Scan the records below. List lines holding "suffix".

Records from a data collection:
- - - - - - -
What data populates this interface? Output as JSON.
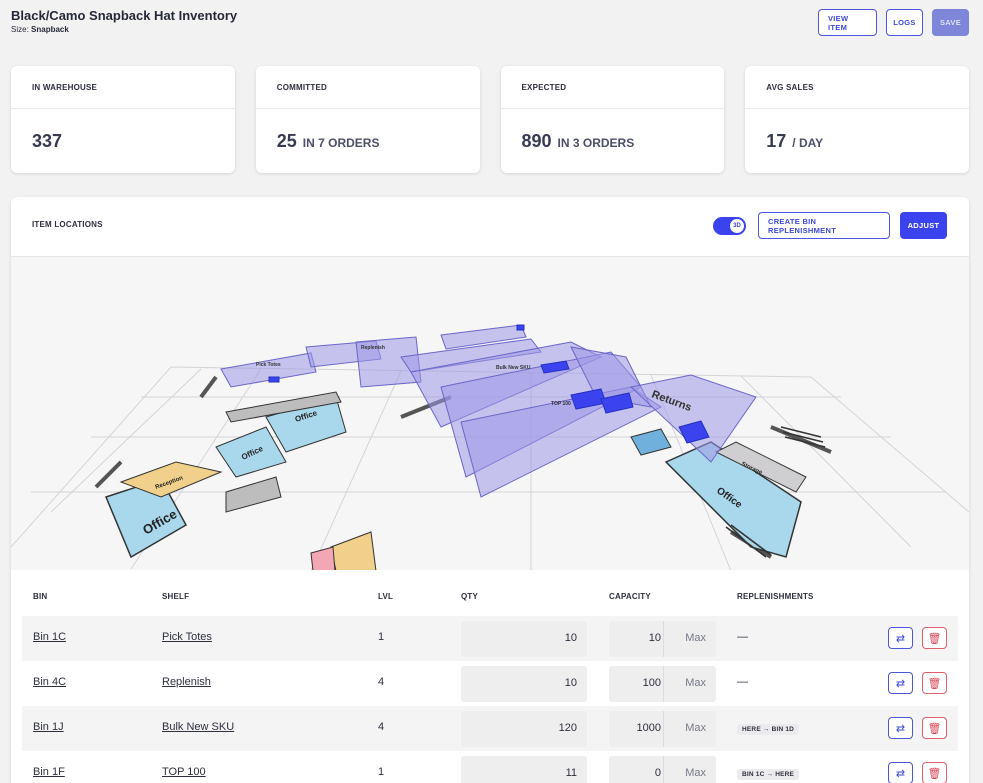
{
  "header": {
    "title": "Black/Camo Snapback Hat Inventory",
    "subtitle_key": "Size:",
    "subtitle_value": "Snapback",
    "view_item_label": "VIEW ITEM",
    "logs_label": "LOGS",
    "save_label": "SAVE"
  },
  "stats": [
    {
      "label": "IN WAREHOUSE",
      "value": "337",
      "suffix": ""
    },
    {
      "label": "COMMITTED",
      "value": "25",
      "suffix": "IN 7 ORDERS"
    },
    {
      "label": "EXPECTED",
      "value": "890",
      "suffix": "IN 3 ORDERS"
    },
    {
      "label": "AVG SALES",
      "value": "17",
      "suffix": "/ DAY"
    }
  ],
  "locations": {
    "title": "ITEM LOCATIONS",
    "toggle_label": "3D",
    "toggle_on": true,
    "create_replenishment_label": "CREATE BIN REPLENISHMENT",
    "adjust_label": "ADJUST"
  },
  "map": {
    "labels": {
      "returns": "Returns",
      "office_big": "Office",
      "office_right": "Office",
      "office_a": "Office",
      "office_b": "Office",
      "reception": "Reception",
      "storage": "Storage",
      "pick_totes": "Pick Totes",
      "replenish": "Replenish",
      "bulk": "Bulk New SKU",
      "top100": "TOP 100"
    },
    "colors": {
      "rack": "#9c98e6",
      "highlight": "#3a43ee",
      "office": "#a9d8ec",
      "reception": "#f0d08a",
      "floor_line": "#d8d8dc"
    }
  },
  "table": {
    "columns": [
      "BIN",
      "SHELF",
      "LVL",
      "QTY",
      "CAPACITY",
      "REPLENISHMENTS"
    ],
    "max_placeholder": "Max",
    "rows": [
      {
        "bin": "Bin 1C",
        "shelf": "Pick Totes",
        "lvl": "1",
        "qty": "10",
        "capacity": "10",
        "replenishment": "—",
        "badge": false
      },
      {
        "bin": "Bin 4C",
        "shelf": "Replenish",
        "lvl": "4",
        "qty": "10",
        "capacity": "100",
        "replenishment": "—",
        "badge": false
      },
      {
        "bin": "Bin 1J",
        "shelf": "Bulk New SKU",
        "lvl": "4",
        "qty": "120",
        "capacity": "1000",
        "replenishment": "HERE → BIN 1D",
        "badge": true
      },
      {
        "bin": "Bin 1F",
        "shelf": "TOP 100",
        "lvl": "1",
        "qty": "11",
        "capacity": "0",
        "replenishment": "BIN 1C → HERE",
        "badge": true
      }
    ]
  }
}
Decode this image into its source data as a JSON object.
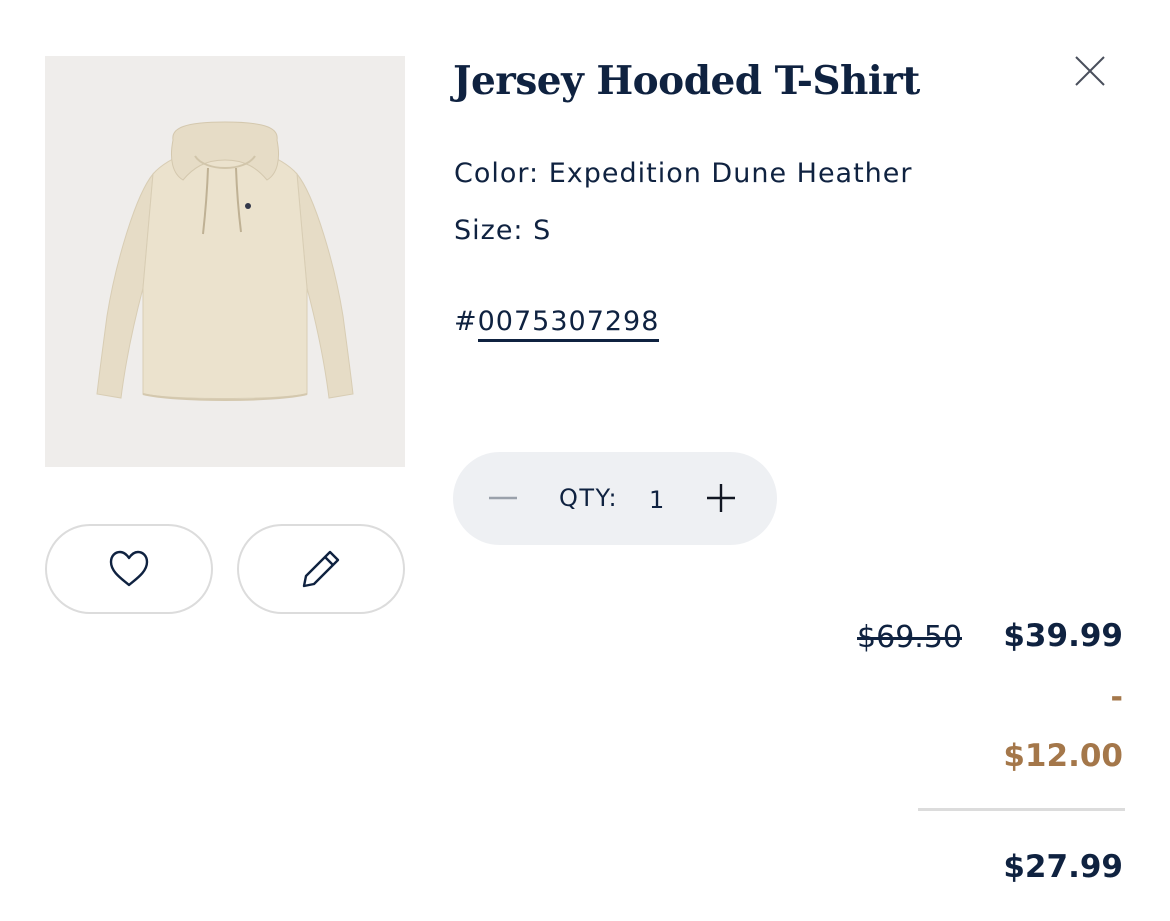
{
  "product": {
    "title": "Jersey Hooded T-Shirt",
    "color": "Color: Expedition Dune Heather",
    "size": "Size: S",
    "sku_prefix": "#",
    "sku": "0075307298",
    "image_icon": "hooded-tshirt-image"
  },
  "quantity": {
    "label": "QTY:",
    "value": "1"
  },
  "pricing": {
    "original": "$69.50",
    "sale": "$39.99",
    "discount_dash": "-",
    "discount": "$12.00",
    "total": "$27.99"
  },
  "actions": {
    "wishlist_icon": "heart-icon",
    "edit_icon": "pencil-icon",
    "close_icon": "close-icon",
    "minus_icon": "minus-icon",
    "plus_icon": "plus-icon"
  },
  "colors": {
    "navy": "#0f2240",
    "discount": "#a4774a",
    "stepper_bg": "#eef0f3",
    "image_bg": "#efedeb",
    "border": "#dcdcdc"
  }
}
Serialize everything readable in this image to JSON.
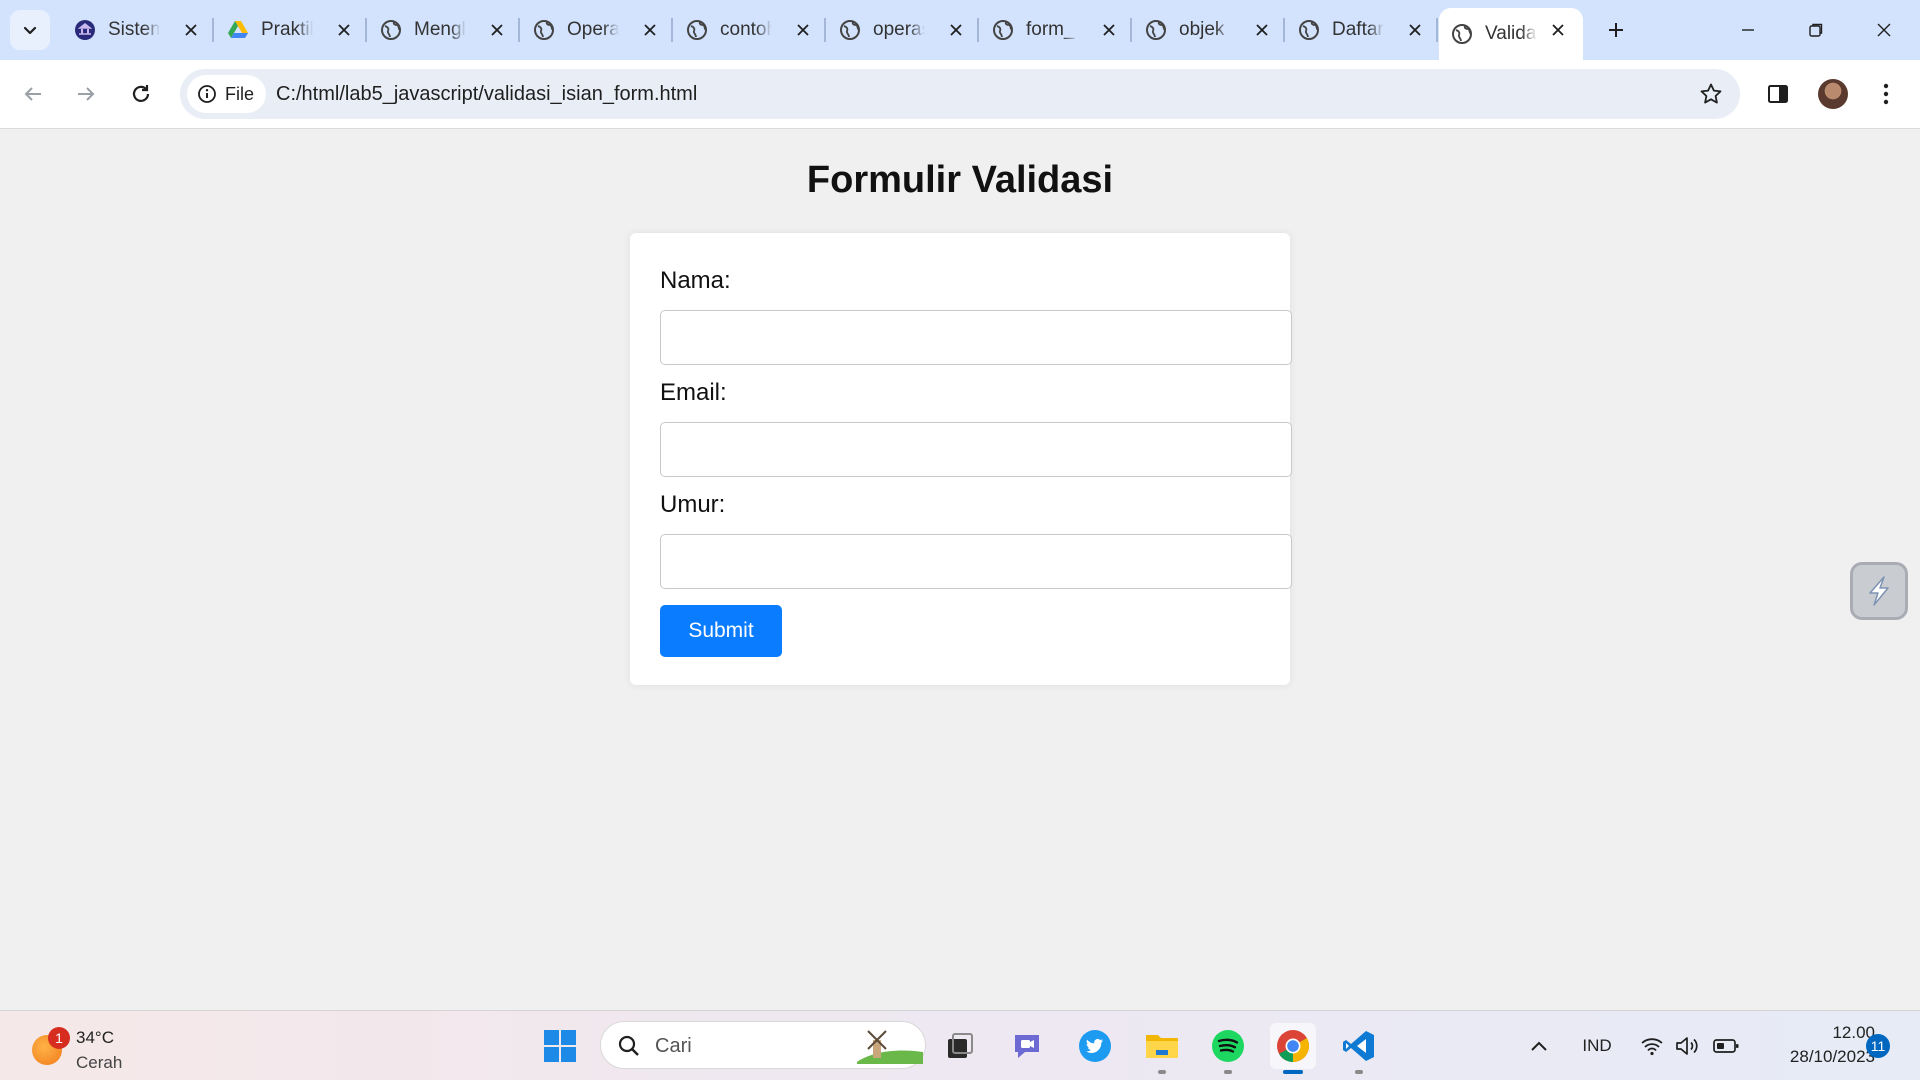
{
  "browser": {
    "tabs": [
      {
        "title": "Sistem",
        "favicon": "university-icon"
      },
      {
        "title": "Praktikum",
        "favicon": "google-drive-icon"
      },
      {
        "title": "Menghitung",
        "favicon": "globe-icon"
      },
      {
        "title": "Operator",
        "favicon": "globe-icon"
      },
      {
        "title": "contoh",
        "favicon": "globe-icon"
      },
      {
        "title": "operasi",
        "favicon": "globe-icon"
      },
      {
        "title": "form_",
        "favicon": "globe-icon"
      },
      {
        "title": "objek",
        "favicon": "globe-icon"
      },
      {
        "title": "Daftar",
        "favicon": "globe-icon"
      },
      {
        "title": "Validasi",
        "favicon": "globe-icon",
        "active": true
      }
    ],
    "site_chip_label": "File",
    "url": "C:/html/lab5_javascript/validasi_isian_form.html",
    "colors": {
      "tabstrip": "#d3e3fd",
      "toolbar": "#ffffff",
      "omnibox": "#e9eef6"
    }
  },
  "page": {
    "title": "Formulir Validasi",
    "fields": [
      {
        "label": "Nama:",
        "value": "",
        "type": "text"
      },
      {
        "label": "Email:",
        "value": "",
        "type": "email"
      },
      {
        "label": "Umur:",
        "value": "",
        "type": "number"
      }
    ],
    "submit_label": "Submit",
    "colors": {
      "background": "#f0f0f0",
      "card": "#ffffff",
      "button": "#0a7cff"
    }
  },
  "taskbar": {
    "weather": {
      "temp": "34°C",
      "condition": "Cerah",
      "badge": "1"
    },
    "search_placeholder": "Cari",
    "apps": [
      "windows-start-icon",
      "search",
      "task-view-icon",
      "teams-chat-icon",
      "twitter-icon",
      "file-explorer-icon",
      "spotify-icon",
      "chrome-icon",
      "vscode-icon"
    ],
    "language": "IND",
    "time": "12.00",
    "date": "28/10/2023",
    "notification_count": "11"
  }
}
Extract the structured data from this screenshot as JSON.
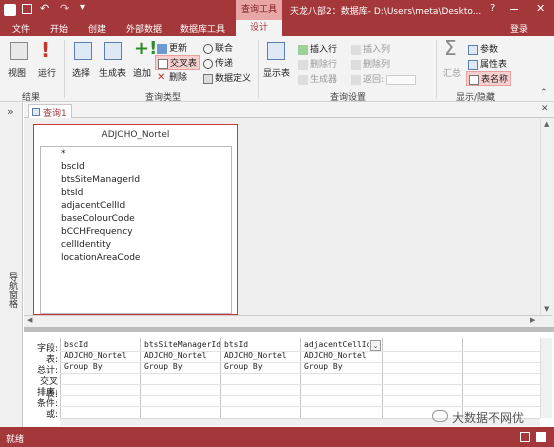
{
  "titlebar": {
    "context_tab": "查询工具",
    "title": "天龙八部2：数据库- D:\\Users\\meta\\Deskto...",
    "help": "?"
  },
  "ribbon_tabs": {
    "file": "文件",
    "home": "开始",
    "create": "创建",
    "external_data": "外部数据",
    "db_tools": "数据库工具",
    "design": "设计",
    "login": "登录"
  },
  "ribbon": {
    "view": "视图",
    "run": "运行",
    "group_results": "结果",
    "select": "选择",
    "make_table": "生成表",
    "append": "追加",
    "update": "更新",
    "crosstab": "交叉表",
    "delete": "删除",
    "union": "联合",
    "pass_through": "传递",
    "data_definition": "数据定义",
    "group_query_type": "查询类型",
    "show_table": "显示表",
    "insert_rows": "插入行",
    "delete_rows": "删除行",
    "builder": "生成器",
    "insert_cols": "插入列",
    "delete_cols": "删除列",
    "return": "返回:",
    "group_query_setup": "查询设置",
    "totals": "汇总",
    "parameters": "参数",
    "property_sheet": "属性表",
    "table_names": "表名称",
    "group_show_hide": "显示/隐藏"
  },
  "nav": {
    "toggle": "»",
    "label": "导航窗格"
  },
  "doc_tab": {
    "label": "查询1"
  },
  "table": {
    "name": "ADJCHO_Nortel",
    "fields": [
      "*",
      "bscId",
      "btsSiteManagerId",
      "btsId",
      "adjacentCellId",
      "baseColourCode",
      "bCCHFrequency",
      "cellIdentity",
      "locationAreaCode"
    ]
  },
  "grid": {
    "row_labels": [
      "字段:",
      "表:",
      "总计:",
      "交叉表:",
      "排序:",
      "条件:",
      "或:"
    ],
    "columns": [
      {
        "field": "bscId",
        "table": "ADJCHO_Nortel",
        "total": "Group By"
      },
      {
        "field": "btsSiteManagerId",
        "table": "ADJCHO_Nortel",
        "total": "Group By"
      },
      {
        "field": "btsId",
        "table": "ADJCHO_Nortel",
        "total": "Group By"
      },
      {
        "field": "adjacentCellId",
        "table": "ADJCHO_Nortel",
        "total": "Group By"
      }
    ]
  },
  "status": {
    "text": "就绪",
    "watermark": "大数据不网优"
  },
  "colors": {
    "accent": "#a4373a",
    "context": "#e9a6a6",
    "selected_table_border": "#c73a3a"
  }
}
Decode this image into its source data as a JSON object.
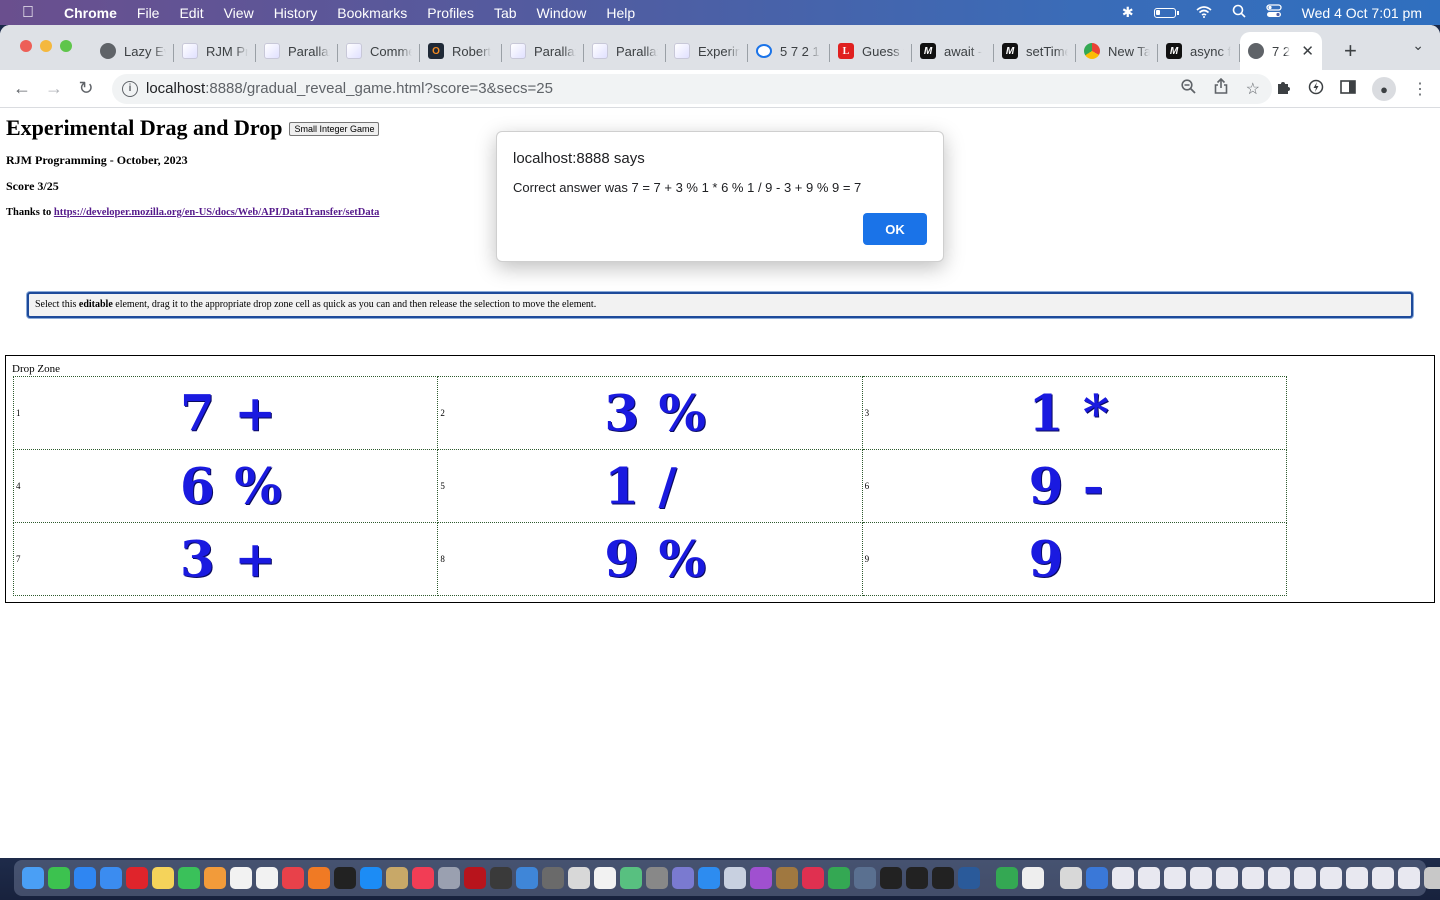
{
  "menubar": {
    "app": "Chrome",
    "items": [
      "File",
      "Edit",
      "View",
      "History",
      "Bookmarks",
      "Profiles",
      "Tab",
      "Window",
      "Help"
    ],
    "clock": "Wed 4 Oct  7:01 pm"
  },
  "tabs": [
    {
      "label": "Lazy Ev",
      "icon": "elephant-icon",
      "style": "fav-gray"
    },
    {
      "label": "RJM Pr",
      "icon": "rjm-icon",
      "style": "fav-rjm"
    },
    {
      "label": "Parallax",
      "icon": "rjm-icon",
      "style": "fav-rjm"
    },
    {
      "label": "Comme",
      "icon": "rjm-icon",
      "style": "fav-rjm"
    },
    {
      "label": "Robert",
      "icon": "o-icon",
      "style": "fav-dark",
      "glyph": "O"
    },
    {
      "label": "Parallax",
      "icon": "rjm-icon",
      "style": "fav-rjm"
    },
    {
      "label": "Parallax",
      "icon": "rjm-icon",
      "style": "fav-rjm"
    },
    {
      "label": "Experin",
      "icon": "rjm-icon",
      "style": "fav-rjm"
    },
    {
      "label": "5 7 2 1",
      "icon": "gauge-icon",
      "style": "fav-blue"
    },
    {
      "label": "Guess t",
      "icon": "l-icon",
      "style": "fav-red",
      "glyph": "L"
    },
    {
      "label": "await -",
      "icon": "mdn-icon",
      "style": "fav-m",
      "glyph": "M"
    },
    {
      "label": "setTime",
      "icon": "mdn-icon",
      "style": "fav-m",
      "glyph": "M"
    },
    {
      "label": "New Ta",
      "icon": "chrome-icon",
      "style": "fav-chrome"
    },
    {
      "label": "async f",
      "icon": "mdn-icon",
      "style": "fav-m",
      "glyph": "M"
    },
    {
      "label": "7 2",
      "icon": "elephant-icon",
      "style": "fav-gray",
      "active": true
    }
  ],
  "address": {
    "host": "localhost",
    "rest": ":8888/gradual_reveal_game.html?score=3&secs=25"
  },
  "page": {
    "title": "Experimental Drag and Drop",
    "game_button": "Small Integer Game",
    "byline": "RJM Programming - October, 2023",
    "score": "Score 3/25",
    "thanks_prefix": "Thanks to ",
    "thanks_link": "https://developer.mozilla.org/en-US/docs/Web/API/DataTransfer/setData",
    "editable_pre": "Select this ",
    "editable_bold": "editable",
    "editable_post": " element, drag it to the appropriate drop zone cell as quick as you can and then release the selection to move the element.",
    "dropzone_label": "Drop Zone",
    "cells": [
      {
        "num": "1",
        "token": "7 +"
      },
      {
        "num": "2",
        "token": "3 %"
      },
      {
        "num": "3",
        "token": "1 *"
      },
      {
        "num": "4",
        "token": "6 %"
      },
      {
        "num": "5",
        "token": "1 /"
      },
      {
        "num": "6",
        "token": "9 -"
      },
      {
        "num": "7",
        "token": "3 +"
      },
      {
        "num": "8",
        "token": "9 %"
      },
      {
        "num": "9",
        "token": "9"
      }
    ]
  },
  "alert": {
    "title": "localhost:8888 says",
    "message": "Correct answer was 7 = 7 + 3 % 1 * 6 % 1 / 9 - 3 + 9 % 9 = 7",
    "ok": "OK"
  },
  "dock": {
    "colors": [
      "#4a9ff5",
      "#3cc24f",
      "#2f86f2",
      "#3b8cf0",
      "#e0242b",
      "#f5d35a",
      "#3ac15a",
      "#f29b3a",
      "#f2f2f2",
      "#f2f2f2",
      "#e8414a",
      "#f07a24",
      "#222222",
      "#1c8cf5",
      "#c8a868",
      "#f23d55",
      "#9aa0b0",
      "#b8141c",
      "#3a3a3a",
      "#3f86d8",
      "#6a6a6a",
      "#d8d8d8",
      "#f2f2f2",
      "#58c080",
      "#888888",
      "#7a7ad0",
      "#2d8cf0",
      "#c8d0e0",
      "#a050d0",
      "#a07840",
      "#e03050",
      "#34a853",
      "#5a7090",
      "#222222",
      "#222222",
      "#222222",
      "#2a5a9a"
    ],
    "right_colors": [
      "#34a853",
      "#eeeeee"
    ],
    "docs_colors": [
      "#d8d8d8",
      "#3a78d8",
      "#e8e8f0",
      "#e8e8f0",
      "#e8e8f0",
      "#e8e8f0",
      "#e8e8f0",
      "#e8e8f0",
      "#e8e8f0",
      "#e8e8f0",
      "#e8e8f0",
      "#e8e8f0",
      "#e8e8f0",
      "#e8e8f0",
      "#c8c8c8"
    ]
  }
}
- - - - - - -
SOLUTION:
      "suffix": ""
      "suffix": "IN 7 ORDERS"
      "suffix": "IN 3 ORDERS"
      "suffix": "/ DAY"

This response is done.